**How to complete this task:**
All of the data below needs to be set down once more, exactly as written.

**Records shown:**
::::::::::
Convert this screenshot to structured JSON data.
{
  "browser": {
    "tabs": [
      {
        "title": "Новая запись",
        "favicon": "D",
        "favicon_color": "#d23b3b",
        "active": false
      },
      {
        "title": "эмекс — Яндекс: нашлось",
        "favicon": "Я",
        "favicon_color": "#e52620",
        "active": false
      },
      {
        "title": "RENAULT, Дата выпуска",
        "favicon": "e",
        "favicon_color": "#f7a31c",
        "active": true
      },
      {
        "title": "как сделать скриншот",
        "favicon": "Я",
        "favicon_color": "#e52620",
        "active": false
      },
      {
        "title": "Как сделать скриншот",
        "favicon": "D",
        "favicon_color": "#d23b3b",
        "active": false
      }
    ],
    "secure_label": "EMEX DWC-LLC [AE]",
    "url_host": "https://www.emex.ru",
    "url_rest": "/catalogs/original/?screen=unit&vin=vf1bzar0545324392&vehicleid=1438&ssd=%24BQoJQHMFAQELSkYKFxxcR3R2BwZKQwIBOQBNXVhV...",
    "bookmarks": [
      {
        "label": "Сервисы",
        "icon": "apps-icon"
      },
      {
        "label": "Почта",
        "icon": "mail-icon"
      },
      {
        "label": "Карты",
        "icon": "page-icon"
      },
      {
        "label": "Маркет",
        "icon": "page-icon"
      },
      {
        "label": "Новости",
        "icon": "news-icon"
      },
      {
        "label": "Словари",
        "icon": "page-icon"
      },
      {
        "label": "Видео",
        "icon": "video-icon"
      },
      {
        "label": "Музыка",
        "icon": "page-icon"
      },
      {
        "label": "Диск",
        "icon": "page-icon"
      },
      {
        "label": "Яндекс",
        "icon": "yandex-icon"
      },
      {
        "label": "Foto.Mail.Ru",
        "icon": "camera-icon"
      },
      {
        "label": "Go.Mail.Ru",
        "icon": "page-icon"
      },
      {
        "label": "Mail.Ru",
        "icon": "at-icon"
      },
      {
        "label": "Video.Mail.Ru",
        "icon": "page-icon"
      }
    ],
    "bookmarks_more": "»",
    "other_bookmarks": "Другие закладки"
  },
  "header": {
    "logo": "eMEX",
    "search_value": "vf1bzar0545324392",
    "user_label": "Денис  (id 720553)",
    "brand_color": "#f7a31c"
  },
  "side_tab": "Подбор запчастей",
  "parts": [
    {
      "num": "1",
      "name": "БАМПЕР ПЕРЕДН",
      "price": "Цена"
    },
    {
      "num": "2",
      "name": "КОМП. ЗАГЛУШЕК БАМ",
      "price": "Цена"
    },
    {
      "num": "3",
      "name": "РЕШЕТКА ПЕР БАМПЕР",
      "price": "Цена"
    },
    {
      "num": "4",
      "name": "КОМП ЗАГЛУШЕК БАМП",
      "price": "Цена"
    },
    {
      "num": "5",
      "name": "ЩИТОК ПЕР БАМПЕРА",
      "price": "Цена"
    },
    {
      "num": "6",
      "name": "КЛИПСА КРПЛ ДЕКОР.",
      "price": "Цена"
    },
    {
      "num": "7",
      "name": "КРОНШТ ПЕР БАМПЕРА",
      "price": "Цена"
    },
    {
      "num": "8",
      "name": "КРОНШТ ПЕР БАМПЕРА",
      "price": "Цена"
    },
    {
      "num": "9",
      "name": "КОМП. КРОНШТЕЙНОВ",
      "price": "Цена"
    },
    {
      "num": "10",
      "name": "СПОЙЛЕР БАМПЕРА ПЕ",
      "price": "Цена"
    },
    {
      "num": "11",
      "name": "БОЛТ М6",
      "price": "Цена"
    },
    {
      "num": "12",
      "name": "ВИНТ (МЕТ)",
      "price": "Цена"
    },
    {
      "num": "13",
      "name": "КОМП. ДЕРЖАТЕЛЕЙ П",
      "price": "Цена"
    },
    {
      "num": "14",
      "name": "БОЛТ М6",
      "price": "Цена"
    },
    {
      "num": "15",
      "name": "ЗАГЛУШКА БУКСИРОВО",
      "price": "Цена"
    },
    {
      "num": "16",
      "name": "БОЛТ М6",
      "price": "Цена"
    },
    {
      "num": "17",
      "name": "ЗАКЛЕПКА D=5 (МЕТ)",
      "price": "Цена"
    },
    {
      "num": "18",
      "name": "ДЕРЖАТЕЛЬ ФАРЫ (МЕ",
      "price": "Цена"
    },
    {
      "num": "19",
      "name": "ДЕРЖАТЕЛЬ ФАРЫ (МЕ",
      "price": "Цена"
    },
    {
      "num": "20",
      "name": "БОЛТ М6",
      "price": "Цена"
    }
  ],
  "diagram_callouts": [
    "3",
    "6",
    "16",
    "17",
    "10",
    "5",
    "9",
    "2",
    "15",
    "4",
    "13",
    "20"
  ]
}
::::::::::
**Answer to the problem:**
Convert this screenshot to structured JSON data.
{
  "browser": {
    "tabs": [
      {
        "title": "Новая запись",
        "favicon": "D",
        "favicon_color": "#d23b3b",
        "active": false
      },
      {
        "title": "эмекс — Яндекс: нашлось",
        "favicon": "Я",
        "favicon_color": "#e52620",
        "active": false
      },
      {
        "title": "RENAULT, Дата выпуска",
        "favicon": "e",
        "favicon_color": "#f7a31c",
        "active": true
      },
      {
        "title": "как сделать скриншот",
        "favicon": "Я",
        "favicon_color": "#e52620",
        "active": false
      },
      {
        "title": "Как сделать скриншот",
        "favicon": "D",
        "favicon_color": "#d23b3b",
        "active": false
      }
    ],
    "secure_label": "EMEX DWC-LLC [AE]",
    "url_host": "https://www.emex.ru",
    "url_rest": "/catalogs/original/?screen=unit&vin=vf1bzar0545324392&vehicleid=1438&ssd=%24BQoJQHMFAQELSkYKFxxcR3R2BwZKQwIBOQBNXVhV...",
    "bookmarks": [
      {
        "label": "Сервисы",
        "icon": "apps-icon"
      },
      {
        "label": "Почта",
        "icon": "mail-icon"
      },
      {
        "label": "Карты",
        "icon": "page-icon"
      },
      {
        "label": "Маркет",
        "icon": "page-icon"
      },
      {
        "label": "Новости",
        "icon": "news-icon"
      },
      {
        "label": "Словари",
        "icon": "page-icon"
      },
      {
        "label": "Видео",
        "icon": "video-icon"
      },
      {
        "label": "Музыка",
        "icon": "page-icon"
      },
      {
        "label": "Диск",
        "icon": "page-icon"
      },
      {
        "label": "Яндекс",
        "icon": "yandex-icon"
      },
      {
        "label": "Foto.Mail.Ru",
        "icon": "camera-icon"
      },
      {
        "label": "Go.Mail.Ru",
        "icon": "page-icon"
      },
      {
        "label": "Mail.Ru",
        "icon": "at-icon"
      },
      {
        "label": "Video.Mail.Ru",
        "icon": "page-icon"
      }
    ],
    "bookmarks_more": "»",
    "other_bookmarks": "Другие закладки"
  },
  "header": {
    "logo": "eMEX",
    "search_value": "vf1bzar0545324392",
    "user_label": "Денис  (id 720553)",
    "brand_color": "#f7a31c"
  },
  "side_tab": "Подбор запчастей",
  "parts": [
    {
      "num": "1",
      "name": "БАМПЕР ПЕРЕДН",
      "price": "Цена"
    },
    {
      "num": "2",
      "name": "КОМП. ЗАГЛУШЕК БАМ",
      "price": "Цена"
    },
    {
      "num": "3",
      "name": "РЕШЕТКА ПЕР БАМПЕР",
      "price": "Цена"
    },
    {
      "num": "4",
      "name": "КОМП ЗАГЛУШЕК БАМП",
      "price": "Цена"
    },
    {
      "num": "5",
      "name": "ЩИТОК ПЕР БАМПЕРА",
      "price": "Цена"
    },
    {
      "num": "6",
      "name": "КЛИПСА КРПЛ ДЕКОР.",
      "price": "Цена"
    },
    {
      "num": "7",
      "name": "КРОНШТ ПЕР БАМПЕРА",
      "price": "Цена"
    },
    {
      "num": "8",
      "name": "КРОНШТ ПЕР БАМПЕРА",
      "price": "Цена"
    },
    {
      "num": "9",
      "name": "КОМП. КРОНШТЕЙНОВ",
      "price": "Цена"
    },
    {
      "num": "10",
      "name": "СПОЙЛЕР БАМПЕРА ПЕ",
      "price": "Цена"
    },
    {
      "num": "11",
      "name": "БОЛТ М6",
      "price": "Цена"
    },
    {
      "num": "12",
      "name": "ВИНТ (МЕТ)",
      "price": "Цена"
    },
    {
      "num": "13",
      "name": "КОМП. ДЕРЖАТЕЛЕЙ П",
      "price": "Цена"
    },
    {
      "num": "14",
      "name": "БОЛТ М6",
      "price": "Цена"
    },
    {
      "num": "15",
      "name": "ЗАГЛУШКА БУКСИРОВО",
      "price": "Цена"
    },
    {
      "num": "16",
      "name": "БОЛТ М6",
      "price": "Цена"
    },
    {
      "num": "17",
      "name": "ЗАКЛЕПКА D=5 (МЕТ)",
      "price": "Цена"
    },
    {
      "num": "18",
      "name": "ДЕРЖАТЕЛЬ ФАРЫ (МЕ",
      "price": "Цена"
    },
    {
      "num": "19",
      "name": "ДЕРЖАТЕЛЬ ФАРЫ (МЕ",
      "price": "Цена"
    },
    {
      "num": "20",
      "name": "БОЛТ М6",
      "price": "Цена"
    }
  ],
  "diagram_callouts": [
    "3",
    "6",
    "16",
    "17",
    "10",
    "5",
    "9",
    "2",
    "15",
    "4",
    "13",
    "20"
  ]
}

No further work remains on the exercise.